    Witnesses said the shooter went back to his sport car, took an assault rifle from the trunk, walked back to the bar and opened fire at the building.

    The gunfight resulted in one man being critically injured, another shot in the arm, and another suffering non-life threatening injuries from a gunshot wound. 

    The shooter fled before police arrived, and remains at-large.

    1. Crazy America news stories. I have been reading them all my life. The morning after the referendum an American girl TV presenter said, "We are supposed to do the crazy things, not the British!"

  2. A very good piece of travel writing; some excellent photos too.
    It deserves to be published.
    I like the depth of the piece, how you have woven in references to other writers, the apt and illustrative quotations and drawn in the origins of coffee, aperol spritzer, quarantines, etc.
    Plus of course your unique and idiosyncratic outlook - thoughts, opinions and conclusions.
    An interesting, entertaining and useful read.
    IMO travel writing is your forte, I wish you would concentrate more on it.
    However, this is your blog and you are entitled to write about whatever takes your fancy.

    1. David thank you. I wrote it very quickly and without joy just to get it done and thought it very makeshift. Yes I mean to stop writing about politics altogether.

    2. "...un chrétien ne peut fuir ses responsabilités d’ordre temporel, et notamment politiques."

      Pierre Manent : le refuge et le risque

    3. Paul,
      Obviousy writing qucik

      It reads to me as lovingly crafted piece.
      But please write more in the same vein, quickly and without joy, if this is the quality you can achieve :).

      Ha, ha, ha.
      Tres drole :)

  3. Once upon a time, in the Acropolis of Athens, there was a magnificent Orthodox church overlooking the city. It had been a (relatively minor) Pagan temple for eight centuries, dedicated to Athene Parthenos. With the coming of Christianity, it was rededicated to the Theotokos ‘Atheniotissa’, the Athenian. The site of a miraculous ‘inextinguishable light’ and holding the relics of St. Macarius the Great, it was one of the chief pilgrimage destinations of the East Roman world.

    I propose that we Orthodox should emulate the Turkish Muslims and begin a campaign for the restoration of the Parthenon as a cathedral. The restoration should of course respect the pagan origins of the building—those Classical era mythological carvings not already moved to museums in Athens, London, or elsewhere should remain. Visitors and tourists should be welcome (except, obviously, in the restored apse). Archaeology, too, should continue (perhaps with a less exclusive focus on the Classical and pre-Classical periods, however). But the building should cease to be a ruin and should once again become a working church.

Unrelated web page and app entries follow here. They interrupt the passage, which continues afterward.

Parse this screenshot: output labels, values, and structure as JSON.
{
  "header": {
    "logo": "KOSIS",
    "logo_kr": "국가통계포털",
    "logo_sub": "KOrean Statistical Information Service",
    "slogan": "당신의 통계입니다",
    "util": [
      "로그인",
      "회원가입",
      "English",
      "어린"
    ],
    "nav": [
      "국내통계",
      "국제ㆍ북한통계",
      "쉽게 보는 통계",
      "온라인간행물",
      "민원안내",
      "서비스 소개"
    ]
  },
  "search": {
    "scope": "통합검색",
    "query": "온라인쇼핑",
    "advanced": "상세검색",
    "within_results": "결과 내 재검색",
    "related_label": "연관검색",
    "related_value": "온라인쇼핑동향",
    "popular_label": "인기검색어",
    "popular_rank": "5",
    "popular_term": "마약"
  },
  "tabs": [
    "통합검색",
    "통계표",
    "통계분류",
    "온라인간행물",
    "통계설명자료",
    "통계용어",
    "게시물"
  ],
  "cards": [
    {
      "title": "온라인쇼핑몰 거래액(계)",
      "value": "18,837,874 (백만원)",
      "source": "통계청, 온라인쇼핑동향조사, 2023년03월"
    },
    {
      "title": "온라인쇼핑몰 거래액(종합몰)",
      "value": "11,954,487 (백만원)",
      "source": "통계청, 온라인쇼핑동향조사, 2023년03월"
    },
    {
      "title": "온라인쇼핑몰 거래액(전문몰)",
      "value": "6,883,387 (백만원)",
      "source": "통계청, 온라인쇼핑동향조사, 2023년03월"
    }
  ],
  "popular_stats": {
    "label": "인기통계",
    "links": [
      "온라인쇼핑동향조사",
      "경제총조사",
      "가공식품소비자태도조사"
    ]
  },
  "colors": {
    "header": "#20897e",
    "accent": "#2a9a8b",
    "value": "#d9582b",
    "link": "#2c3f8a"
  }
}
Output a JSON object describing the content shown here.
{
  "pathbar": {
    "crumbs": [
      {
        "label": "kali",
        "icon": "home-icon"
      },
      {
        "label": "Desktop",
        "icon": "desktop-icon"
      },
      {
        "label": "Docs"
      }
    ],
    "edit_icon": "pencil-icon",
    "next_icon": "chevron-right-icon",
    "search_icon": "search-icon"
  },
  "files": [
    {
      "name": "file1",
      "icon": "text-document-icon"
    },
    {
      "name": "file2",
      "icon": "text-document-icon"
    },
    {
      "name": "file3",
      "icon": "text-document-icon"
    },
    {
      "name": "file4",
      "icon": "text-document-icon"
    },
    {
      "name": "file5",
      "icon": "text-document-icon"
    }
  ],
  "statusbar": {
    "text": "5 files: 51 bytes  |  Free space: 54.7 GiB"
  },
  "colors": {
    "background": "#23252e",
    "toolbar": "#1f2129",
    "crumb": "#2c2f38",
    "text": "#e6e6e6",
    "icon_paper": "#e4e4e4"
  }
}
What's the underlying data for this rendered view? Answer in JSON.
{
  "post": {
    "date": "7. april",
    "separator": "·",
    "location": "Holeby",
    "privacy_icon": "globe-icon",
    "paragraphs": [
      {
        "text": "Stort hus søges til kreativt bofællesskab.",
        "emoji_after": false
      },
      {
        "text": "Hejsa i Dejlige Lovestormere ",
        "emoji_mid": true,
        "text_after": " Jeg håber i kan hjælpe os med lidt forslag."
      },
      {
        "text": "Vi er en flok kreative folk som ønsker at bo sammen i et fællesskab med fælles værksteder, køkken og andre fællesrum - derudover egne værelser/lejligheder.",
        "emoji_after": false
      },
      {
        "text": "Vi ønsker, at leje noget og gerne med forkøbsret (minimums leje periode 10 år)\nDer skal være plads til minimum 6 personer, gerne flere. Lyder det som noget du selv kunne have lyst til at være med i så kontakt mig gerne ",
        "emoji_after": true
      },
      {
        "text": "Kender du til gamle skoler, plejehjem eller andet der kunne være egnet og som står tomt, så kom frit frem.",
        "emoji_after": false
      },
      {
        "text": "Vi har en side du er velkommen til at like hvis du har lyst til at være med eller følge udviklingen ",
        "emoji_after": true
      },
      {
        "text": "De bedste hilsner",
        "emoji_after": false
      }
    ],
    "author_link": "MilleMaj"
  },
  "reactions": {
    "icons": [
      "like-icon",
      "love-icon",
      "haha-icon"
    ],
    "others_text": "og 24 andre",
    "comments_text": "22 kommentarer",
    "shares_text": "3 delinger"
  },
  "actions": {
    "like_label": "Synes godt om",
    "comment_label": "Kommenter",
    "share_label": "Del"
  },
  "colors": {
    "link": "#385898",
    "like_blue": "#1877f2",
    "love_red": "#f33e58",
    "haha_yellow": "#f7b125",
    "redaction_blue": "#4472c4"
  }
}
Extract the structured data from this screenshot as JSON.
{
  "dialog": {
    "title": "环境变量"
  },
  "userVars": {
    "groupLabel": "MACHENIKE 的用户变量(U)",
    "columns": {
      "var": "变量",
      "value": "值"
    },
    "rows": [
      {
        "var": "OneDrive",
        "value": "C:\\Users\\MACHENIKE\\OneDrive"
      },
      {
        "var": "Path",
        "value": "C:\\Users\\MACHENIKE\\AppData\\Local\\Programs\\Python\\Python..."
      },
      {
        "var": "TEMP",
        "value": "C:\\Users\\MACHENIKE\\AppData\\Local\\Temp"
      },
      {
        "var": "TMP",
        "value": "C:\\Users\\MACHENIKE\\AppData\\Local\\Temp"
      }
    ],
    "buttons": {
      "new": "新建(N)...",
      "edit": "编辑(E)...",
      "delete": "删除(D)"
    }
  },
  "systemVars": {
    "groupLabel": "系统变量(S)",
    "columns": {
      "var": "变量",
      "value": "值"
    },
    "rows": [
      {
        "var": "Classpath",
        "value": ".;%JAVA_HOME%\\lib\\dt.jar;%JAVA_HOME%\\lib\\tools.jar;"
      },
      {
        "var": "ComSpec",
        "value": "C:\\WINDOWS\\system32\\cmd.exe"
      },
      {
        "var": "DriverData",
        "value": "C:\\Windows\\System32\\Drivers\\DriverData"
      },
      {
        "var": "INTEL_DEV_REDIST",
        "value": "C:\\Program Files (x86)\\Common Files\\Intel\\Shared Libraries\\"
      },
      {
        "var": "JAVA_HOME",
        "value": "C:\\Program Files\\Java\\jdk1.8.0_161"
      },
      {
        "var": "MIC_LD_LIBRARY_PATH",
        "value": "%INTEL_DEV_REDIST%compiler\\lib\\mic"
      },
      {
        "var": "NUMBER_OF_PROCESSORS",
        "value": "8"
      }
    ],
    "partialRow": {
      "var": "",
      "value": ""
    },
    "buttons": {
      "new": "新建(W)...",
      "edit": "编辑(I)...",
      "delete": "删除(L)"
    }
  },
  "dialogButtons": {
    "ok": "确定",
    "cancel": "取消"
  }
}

    The Parthenon is one of the most famous structures in the world, and (although this would have surprised Plato and his contemporaries) has become the pre-eminent symbol of all that is best in both the Hellenic and broader Western cultural traditions. By reviving the Parthenon as an Orthodox cathedral, the Church could signal to all that Orthodoxy is the universal faith, the faith that encompasses everything that is good, true, and beautiful. The existence of such a cathedral would testify that the idols have been overthrown—not so much Phidias’s long-lost statue of Athene as the idols of secular arrogance. At the national level, it would demonstrate both the continuity of Greek culture and the radical transformation brought by the Gospel. Located in the heart of an Orthodox Christian city, the Parthenon would be guaranteed a congregation (which Hagia Sophia will never have until the Turks convert). Who knows—perhaps God will even grant a miracle, such as the inextinguishable light of old.

    May all the effort currently put into protesting the conversion of the Hagia Sophia Museum into a mosque be redirected into converting the Parthenon ruins into a cathedral, of COVID-emptied churches into places where visitors do not know if they are on earth or in heaven, of good Muslims into better Christians, and of our sinful hearts into temples of the Holy Wisdom.

    Dionysius Reddington,
    Lubbock, Texas